TASK BRIEF: Examine the entries below, count the lines holding the string "superficie", and respond with the number only.
Segment Start: DATASET EXTRACT
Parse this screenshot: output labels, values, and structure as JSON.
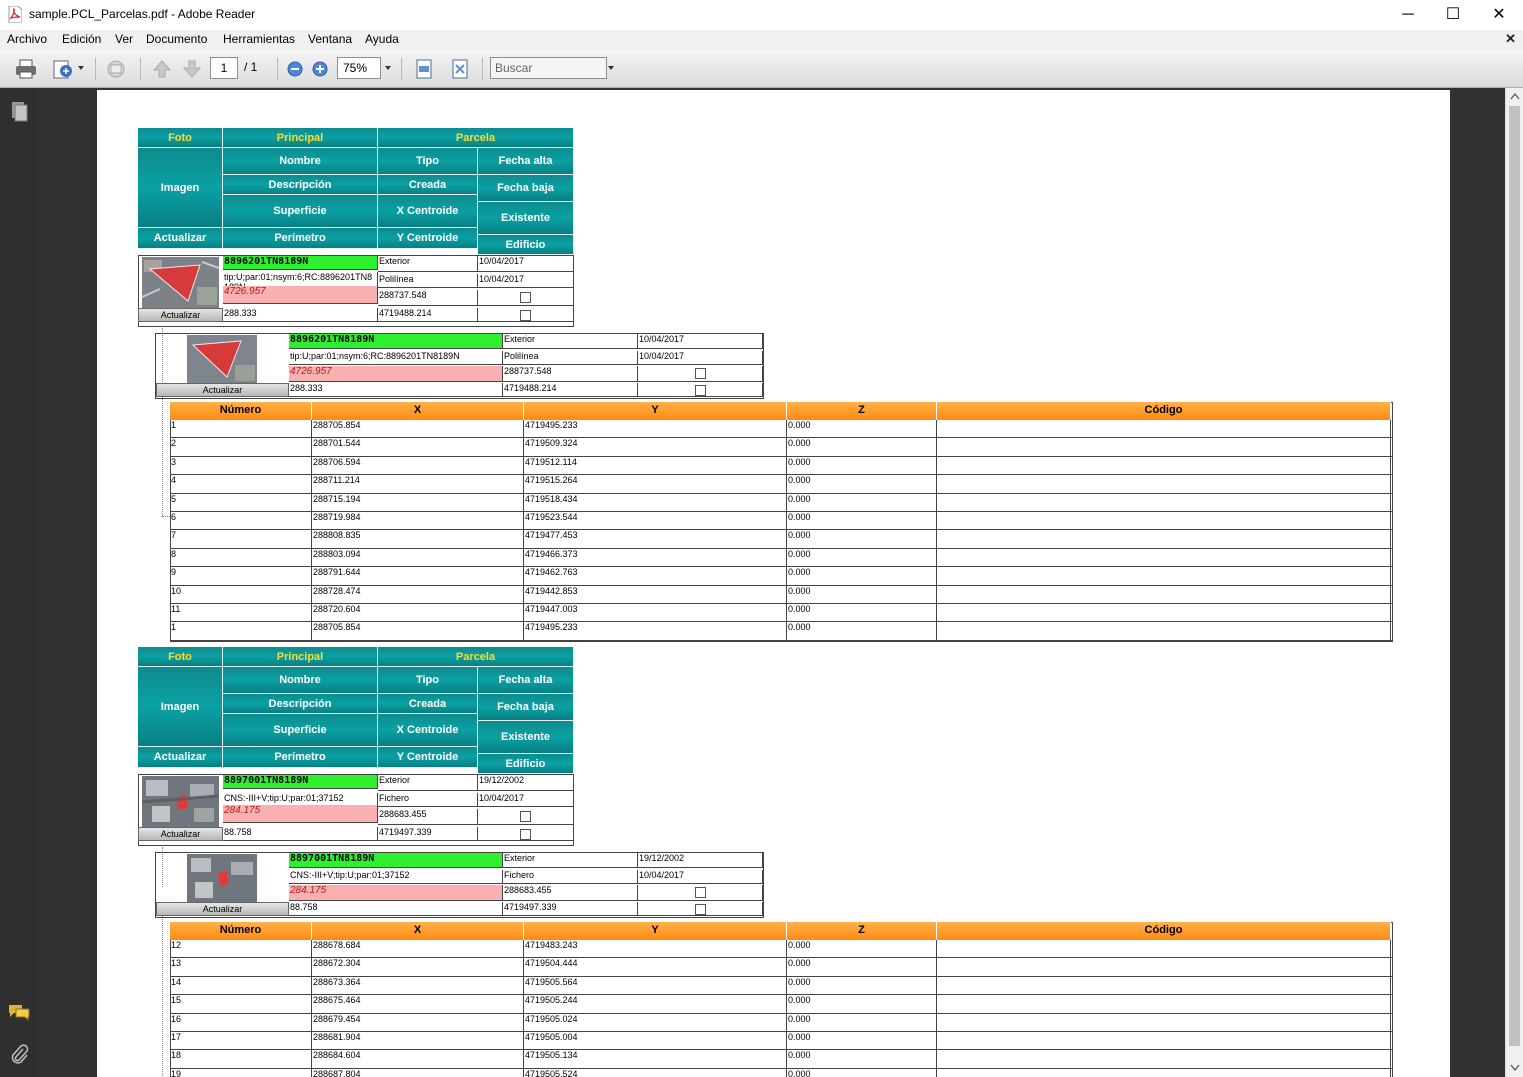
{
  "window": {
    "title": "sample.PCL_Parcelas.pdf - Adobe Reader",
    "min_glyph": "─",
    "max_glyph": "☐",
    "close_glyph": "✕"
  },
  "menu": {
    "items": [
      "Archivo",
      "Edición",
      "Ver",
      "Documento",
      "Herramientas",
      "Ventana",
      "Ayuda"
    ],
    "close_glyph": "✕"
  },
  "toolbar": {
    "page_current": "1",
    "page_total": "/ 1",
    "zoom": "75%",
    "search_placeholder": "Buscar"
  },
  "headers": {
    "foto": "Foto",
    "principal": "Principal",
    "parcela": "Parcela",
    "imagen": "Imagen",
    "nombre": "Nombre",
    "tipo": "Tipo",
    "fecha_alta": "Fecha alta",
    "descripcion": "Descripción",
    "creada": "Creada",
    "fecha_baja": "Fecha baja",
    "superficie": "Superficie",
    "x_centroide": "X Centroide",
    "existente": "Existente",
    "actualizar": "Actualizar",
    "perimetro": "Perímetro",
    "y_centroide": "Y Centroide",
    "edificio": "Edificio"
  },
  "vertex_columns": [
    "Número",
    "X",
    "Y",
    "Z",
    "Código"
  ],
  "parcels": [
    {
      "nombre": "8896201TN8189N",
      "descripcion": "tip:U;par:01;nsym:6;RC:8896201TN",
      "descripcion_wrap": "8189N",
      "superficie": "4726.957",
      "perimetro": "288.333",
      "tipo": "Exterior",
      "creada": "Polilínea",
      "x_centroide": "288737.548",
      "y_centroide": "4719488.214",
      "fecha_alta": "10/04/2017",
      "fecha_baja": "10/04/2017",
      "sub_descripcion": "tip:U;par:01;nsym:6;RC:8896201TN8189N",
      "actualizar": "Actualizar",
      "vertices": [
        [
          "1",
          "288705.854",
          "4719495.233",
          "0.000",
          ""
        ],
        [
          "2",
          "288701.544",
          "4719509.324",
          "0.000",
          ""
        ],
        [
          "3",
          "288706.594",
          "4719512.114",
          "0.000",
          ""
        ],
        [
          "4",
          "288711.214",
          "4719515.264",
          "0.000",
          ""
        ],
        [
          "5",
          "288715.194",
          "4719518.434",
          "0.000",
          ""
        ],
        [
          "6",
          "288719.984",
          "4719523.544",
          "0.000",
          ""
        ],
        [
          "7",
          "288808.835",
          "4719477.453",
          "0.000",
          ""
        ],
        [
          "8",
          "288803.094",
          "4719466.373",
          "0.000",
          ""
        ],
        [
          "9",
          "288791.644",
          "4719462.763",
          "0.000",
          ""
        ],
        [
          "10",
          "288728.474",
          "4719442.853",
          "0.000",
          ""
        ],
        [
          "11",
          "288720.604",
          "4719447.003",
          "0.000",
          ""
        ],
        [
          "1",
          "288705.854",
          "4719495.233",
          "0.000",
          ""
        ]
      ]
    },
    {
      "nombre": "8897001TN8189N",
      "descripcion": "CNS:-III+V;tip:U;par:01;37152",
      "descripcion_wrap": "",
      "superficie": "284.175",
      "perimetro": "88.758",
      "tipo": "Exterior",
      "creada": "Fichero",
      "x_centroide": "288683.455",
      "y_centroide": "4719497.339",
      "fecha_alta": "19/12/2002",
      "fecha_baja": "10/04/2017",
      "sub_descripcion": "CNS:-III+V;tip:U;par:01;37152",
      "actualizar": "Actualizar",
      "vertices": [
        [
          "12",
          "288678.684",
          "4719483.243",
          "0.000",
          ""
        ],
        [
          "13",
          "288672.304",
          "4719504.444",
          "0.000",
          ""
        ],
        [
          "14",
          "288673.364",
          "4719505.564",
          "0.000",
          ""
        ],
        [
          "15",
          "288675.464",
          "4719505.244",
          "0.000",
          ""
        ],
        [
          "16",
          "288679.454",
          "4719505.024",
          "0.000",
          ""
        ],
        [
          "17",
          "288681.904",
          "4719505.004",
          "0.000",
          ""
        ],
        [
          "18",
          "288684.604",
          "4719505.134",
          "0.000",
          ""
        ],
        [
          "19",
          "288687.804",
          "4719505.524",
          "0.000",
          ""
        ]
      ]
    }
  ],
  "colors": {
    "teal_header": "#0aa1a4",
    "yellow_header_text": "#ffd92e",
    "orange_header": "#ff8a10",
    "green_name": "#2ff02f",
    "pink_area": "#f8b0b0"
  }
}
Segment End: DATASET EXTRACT
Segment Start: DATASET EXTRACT
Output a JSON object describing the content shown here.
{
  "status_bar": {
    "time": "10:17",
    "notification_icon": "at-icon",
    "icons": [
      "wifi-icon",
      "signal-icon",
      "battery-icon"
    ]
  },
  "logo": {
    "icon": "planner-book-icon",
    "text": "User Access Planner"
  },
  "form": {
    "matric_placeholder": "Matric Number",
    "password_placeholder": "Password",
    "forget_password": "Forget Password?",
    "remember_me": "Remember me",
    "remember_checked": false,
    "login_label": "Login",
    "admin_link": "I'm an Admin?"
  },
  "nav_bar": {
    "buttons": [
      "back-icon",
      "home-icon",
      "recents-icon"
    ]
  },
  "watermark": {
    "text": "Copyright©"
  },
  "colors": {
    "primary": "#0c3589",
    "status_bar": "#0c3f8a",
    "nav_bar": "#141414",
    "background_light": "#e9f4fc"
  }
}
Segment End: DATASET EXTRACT
RESPONSE TO THIS EXERCISE: 3